Increase your acceptance rate. Chances are, more than half of your potential patients are walking out the door each month without getting the treatment they need for one reason or another. Even getting one or two more to accept treatment will boost your revenue significantly.
How do you do it? One strategy is to make treatment plan presentation a team effort. If the hygienist and the nurse and the doctor are all recommending a course of action, you’ll have a better chance of inspiring the patient to accept. Don’t go too deep into the medicine of it if you don’t need to; most patients choose treatment (or not) based on emotion, not science.
Increase your capacity and efficiency. If you can do more procedures per hour, your revenue will increase. It’s really simple. Whether that means investing in better equipment, another treatment room, or another hygienist, figure out what your max infrastructure can be and then get those rooms booked.
Another way to increase your volume is to increase efficiency. Everyone from the schedulers to the hygienists and doctors can find ways to streamline their processes. One specific way is to invest in better management software. We have a couple of blog posts that can help you pick a better one if your current solution is part of the problem. [link two blog posts]
Increase your high-profit procedures. Invest in equipment that will allow you to do higher-cost procedures and then advertise and incentivize patients to get those treatments. Same-day restorative work, like in-office crowns using a CEREC machine, are an easy pitch. Find ways to increase the “cool factor” for these procedures and then get the message out there any way you can.
Increase your patient volume. This is probably the most important tip on this list, but can seem daunting. If you don’t have a dedicated marketing person, train your schedulers to ask for referrals. Or, better yet, set up a referral incentive program to get your current patients to send their friends and family. It’s not as scary as you think. Buy some ad space on billboards, the radio, and online. Hire a young professional to revamp your social media presence! Whatever you do, position yourself as unique and incentivize patients to choose you over your competitors.

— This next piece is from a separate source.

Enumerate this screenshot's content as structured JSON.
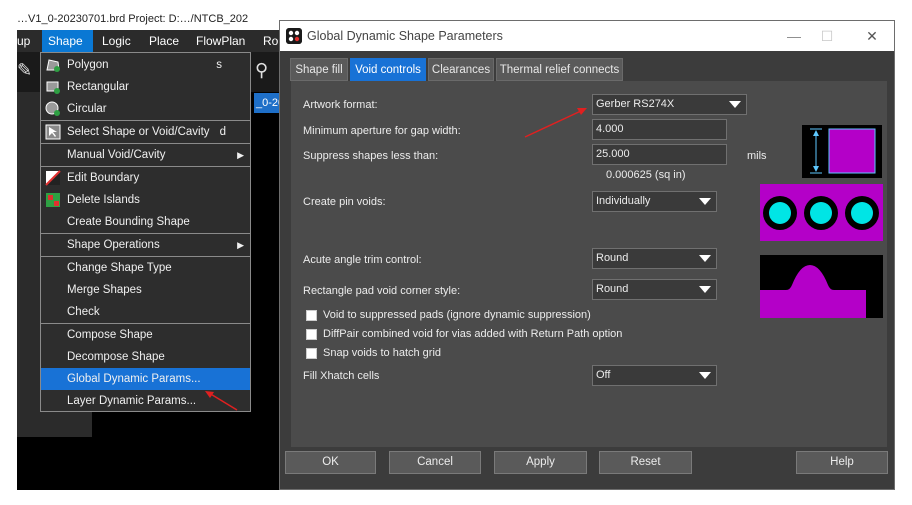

None of these tips is a mystery. They’re all pretty basic, but can make a huge impact on your revenue if implemented properly. Let us know how it goes—and best of luck!